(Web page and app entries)
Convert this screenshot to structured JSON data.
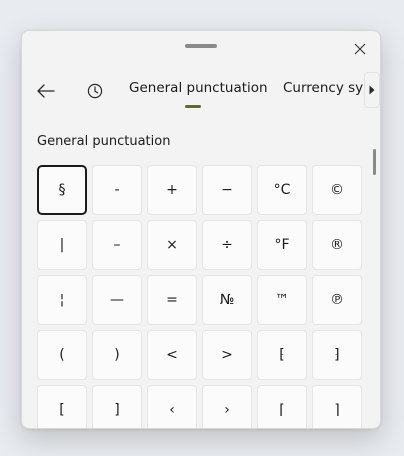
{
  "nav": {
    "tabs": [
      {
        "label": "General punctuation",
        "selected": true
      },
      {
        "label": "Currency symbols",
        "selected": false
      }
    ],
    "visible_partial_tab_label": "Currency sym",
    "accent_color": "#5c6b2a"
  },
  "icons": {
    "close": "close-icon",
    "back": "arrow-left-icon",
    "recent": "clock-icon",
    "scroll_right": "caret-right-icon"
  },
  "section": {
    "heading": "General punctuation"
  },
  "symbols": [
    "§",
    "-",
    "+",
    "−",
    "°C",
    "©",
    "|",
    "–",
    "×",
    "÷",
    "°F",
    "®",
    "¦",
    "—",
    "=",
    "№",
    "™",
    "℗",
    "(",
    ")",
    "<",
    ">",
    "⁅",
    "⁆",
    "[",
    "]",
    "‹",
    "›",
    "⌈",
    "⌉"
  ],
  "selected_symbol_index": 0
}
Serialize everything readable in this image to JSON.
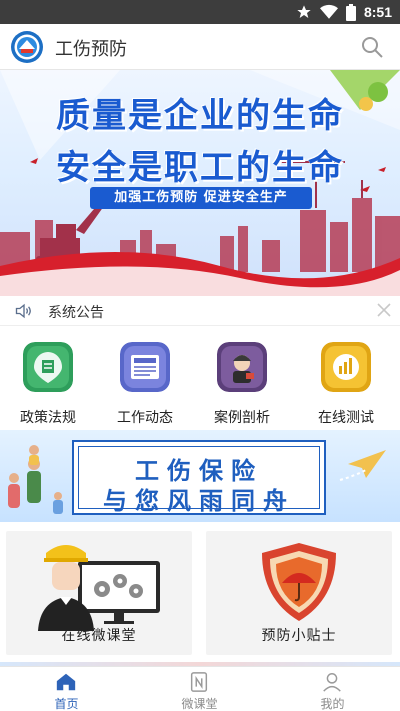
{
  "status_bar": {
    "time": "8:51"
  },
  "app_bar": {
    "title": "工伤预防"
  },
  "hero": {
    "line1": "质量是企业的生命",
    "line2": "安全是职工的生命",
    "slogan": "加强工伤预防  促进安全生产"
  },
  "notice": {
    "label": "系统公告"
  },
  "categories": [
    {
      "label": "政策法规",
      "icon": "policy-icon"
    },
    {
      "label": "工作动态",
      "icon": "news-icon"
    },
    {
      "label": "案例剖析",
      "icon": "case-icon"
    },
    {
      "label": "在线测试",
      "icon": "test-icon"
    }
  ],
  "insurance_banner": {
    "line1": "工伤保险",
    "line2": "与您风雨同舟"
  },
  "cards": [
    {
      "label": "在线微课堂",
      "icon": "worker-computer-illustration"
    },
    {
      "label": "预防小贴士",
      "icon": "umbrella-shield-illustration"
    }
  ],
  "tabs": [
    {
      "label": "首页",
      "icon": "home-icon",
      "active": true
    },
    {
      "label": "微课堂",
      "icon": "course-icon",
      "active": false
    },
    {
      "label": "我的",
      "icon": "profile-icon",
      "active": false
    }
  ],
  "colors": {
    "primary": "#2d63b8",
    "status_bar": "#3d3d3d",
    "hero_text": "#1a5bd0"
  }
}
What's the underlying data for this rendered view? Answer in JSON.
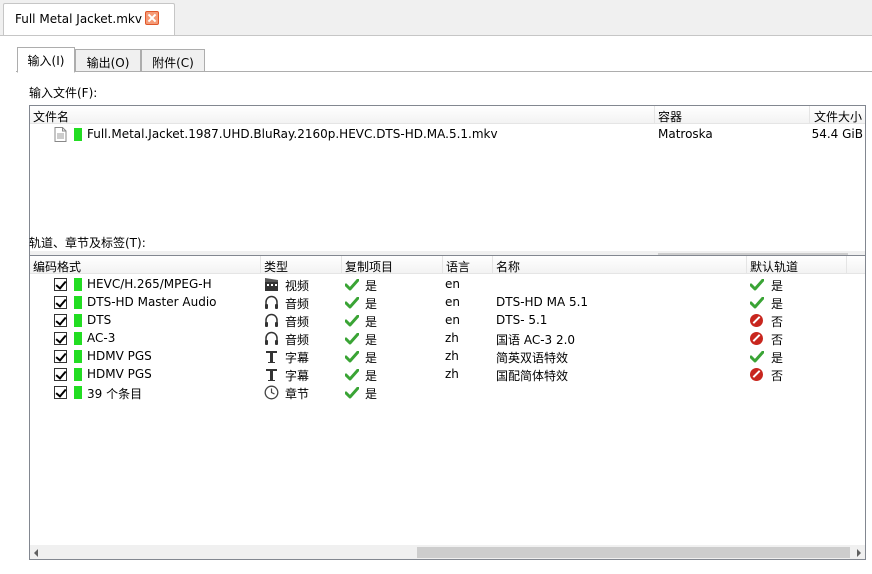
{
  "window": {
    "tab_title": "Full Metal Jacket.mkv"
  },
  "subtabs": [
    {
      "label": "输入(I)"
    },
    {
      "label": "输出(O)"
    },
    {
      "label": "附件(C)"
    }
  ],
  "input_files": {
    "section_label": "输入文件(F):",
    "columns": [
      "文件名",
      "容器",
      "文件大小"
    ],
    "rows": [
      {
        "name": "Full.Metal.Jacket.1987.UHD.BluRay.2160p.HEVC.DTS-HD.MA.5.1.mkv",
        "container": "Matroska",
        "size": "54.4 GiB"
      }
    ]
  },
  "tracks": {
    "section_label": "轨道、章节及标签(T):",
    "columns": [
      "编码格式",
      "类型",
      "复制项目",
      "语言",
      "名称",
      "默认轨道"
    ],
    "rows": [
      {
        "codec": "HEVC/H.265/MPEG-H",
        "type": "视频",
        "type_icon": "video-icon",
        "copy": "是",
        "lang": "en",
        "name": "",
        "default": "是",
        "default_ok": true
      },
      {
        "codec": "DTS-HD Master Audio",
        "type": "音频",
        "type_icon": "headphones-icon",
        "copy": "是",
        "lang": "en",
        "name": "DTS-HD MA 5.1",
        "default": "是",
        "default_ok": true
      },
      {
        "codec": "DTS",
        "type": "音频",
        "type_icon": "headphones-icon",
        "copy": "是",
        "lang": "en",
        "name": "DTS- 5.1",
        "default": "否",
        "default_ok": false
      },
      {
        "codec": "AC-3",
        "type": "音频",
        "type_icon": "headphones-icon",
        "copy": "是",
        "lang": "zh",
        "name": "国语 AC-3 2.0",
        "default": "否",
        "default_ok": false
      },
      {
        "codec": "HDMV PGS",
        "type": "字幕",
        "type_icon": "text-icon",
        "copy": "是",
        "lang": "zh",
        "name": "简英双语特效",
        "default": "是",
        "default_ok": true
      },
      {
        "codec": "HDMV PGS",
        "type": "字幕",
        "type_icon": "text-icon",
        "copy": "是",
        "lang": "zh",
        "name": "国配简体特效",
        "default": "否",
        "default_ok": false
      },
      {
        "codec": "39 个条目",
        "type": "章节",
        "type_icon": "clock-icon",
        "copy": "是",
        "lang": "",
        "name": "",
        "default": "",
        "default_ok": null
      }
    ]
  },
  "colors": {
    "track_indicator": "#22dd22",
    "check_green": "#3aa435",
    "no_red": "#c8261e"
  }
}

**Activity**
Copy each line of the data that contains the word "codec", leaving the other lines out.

**The answer**
        "codec": "HEVC/H.265/MPEG-H",
        "codec": "DTS-HD Master Audio",
        "codec": "DTS",
        "codec": "AC-3",
        "codec": "HDMV PGS",
        "codec": "HDMV PGS",
        "codec": "39 个条目",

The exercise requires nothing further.